The headline comes from the education campaign in the New Hampshire town that encourages people to help keep phosphorus out of the water. It’s a good rule to follow on any lake.
What’s the trouble with phosphorus? It accumulates over time, and too much of it can cause explosive growth of weeds and blue-green algae (cyanobacteria).
Aquatic biologist Darby Nelson explains this brilliantly in his book, “For Love of Lakes.” He describes the ingredients in his wife’s blueberry muffins and how, if has two teaspoons of baking powder (the limiting factor), she can only make one batch – no matter how much flour and sugar and how many eggs she may have.
Then he notes that in lakes, phosphorus is the limiting factor: “Compared to demand, it is phosphorus that is available in least supply… Little phosphorus in the water begets few cyanobacteria, algae and aquatic plants. Lots of phosphorus begets lots of blue-green algae, or aquatic plants, or both.”

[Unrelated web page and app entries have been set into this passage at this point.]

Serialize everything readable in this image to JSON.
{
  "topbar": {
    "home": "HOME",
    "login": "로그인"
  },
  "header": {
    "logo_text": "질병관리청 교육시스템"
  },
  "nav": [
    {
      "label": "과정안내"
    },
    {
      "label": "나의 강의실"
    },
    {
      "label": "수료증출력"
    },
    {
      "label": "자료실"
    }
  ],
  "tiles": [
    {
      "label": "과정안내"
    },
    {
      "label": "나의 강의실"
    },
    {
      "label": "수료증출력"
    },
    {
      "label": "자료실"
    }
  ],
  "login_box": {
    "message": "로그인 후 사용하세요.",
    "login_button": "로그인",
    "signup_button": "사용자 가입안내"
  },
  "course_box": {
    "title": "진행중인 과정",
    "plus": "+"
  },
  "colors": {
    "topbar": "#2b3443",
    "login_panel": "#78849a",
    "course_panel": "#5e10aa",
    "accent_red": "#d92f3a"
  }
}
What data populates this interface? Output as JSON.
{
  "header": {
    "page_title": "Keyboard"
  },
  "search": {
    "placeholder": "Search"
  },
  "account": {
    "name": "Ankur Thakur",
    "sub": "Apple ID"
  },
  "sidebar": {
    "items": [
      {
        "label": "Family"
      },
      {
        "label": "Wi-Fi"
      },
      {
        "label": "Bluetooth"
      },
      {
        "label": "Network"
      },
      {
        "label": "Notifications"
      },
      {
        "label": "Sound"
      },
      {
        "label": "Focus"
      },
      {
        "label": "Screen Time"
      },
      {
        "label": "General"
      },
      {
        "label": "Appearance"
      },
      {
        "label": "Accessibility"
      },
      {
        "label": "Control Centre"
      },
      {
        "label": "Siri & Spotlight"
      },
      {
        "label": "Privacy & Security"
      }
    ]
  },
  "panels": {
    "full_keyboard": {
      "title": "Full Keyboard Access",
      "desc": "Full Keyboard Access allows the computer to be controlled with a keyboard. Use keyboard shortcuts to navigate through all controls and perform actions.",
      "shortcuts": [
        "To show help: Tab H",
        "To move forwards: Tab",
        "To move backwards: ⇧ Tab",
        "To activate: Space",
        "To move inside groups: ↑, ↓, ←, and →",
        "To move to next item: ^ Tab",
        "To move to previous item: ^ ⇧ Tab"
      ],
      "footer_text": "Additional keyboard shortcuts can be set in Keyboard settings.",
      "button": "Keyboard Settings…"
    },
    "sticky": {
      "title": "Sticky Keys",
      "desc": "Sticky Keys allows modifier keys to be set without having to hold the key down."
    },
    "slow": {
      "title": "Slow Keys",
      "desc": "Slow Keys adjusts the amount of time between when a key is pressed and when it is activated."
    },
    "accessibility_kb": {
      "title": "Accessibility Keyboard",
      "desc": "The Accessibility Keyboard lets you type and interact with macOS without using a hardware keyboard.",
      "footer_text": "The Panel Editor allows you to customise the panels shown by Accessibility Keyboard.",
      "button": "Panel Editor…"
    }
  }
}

The worst culprit here is the blue-green algae, which can reduce dissolved oxygen (DO) in the water. That leads to foul-smelling pileups on shore, produces toxins that kil fish and even makes people and pets sick. So, to keep “P” out of your lake, what can you do?
Here are a few tips:
- Use phosphorus-free fertilizer on your lawn or, better yet, no fertilizer.
- Use phosphorus-free detergents and dish soaps.
- Keep a natural shoreline or at least a “buffer strip” of natural vegetation to limit runoff.
- Have your septic system serviced on a regular schedule.
- Take steps to limit runoff from hard surfaces.
Keeping “P” out of the water will help preserve the quality of the lake you love.
Did You Know? Yes, doing the other kind of “P” in the lake also adds phosphorus. So, use the bathroom.
NOTE: This is one in a series of articles sponsored by OCLRA (www.oclra.org) and will be made available to you on this website over the next ten months… with a new article appearing approximately every two weeks. OCLRA encourages the use and distribution of this material by lake associations, their members and other parties concerned about water quality.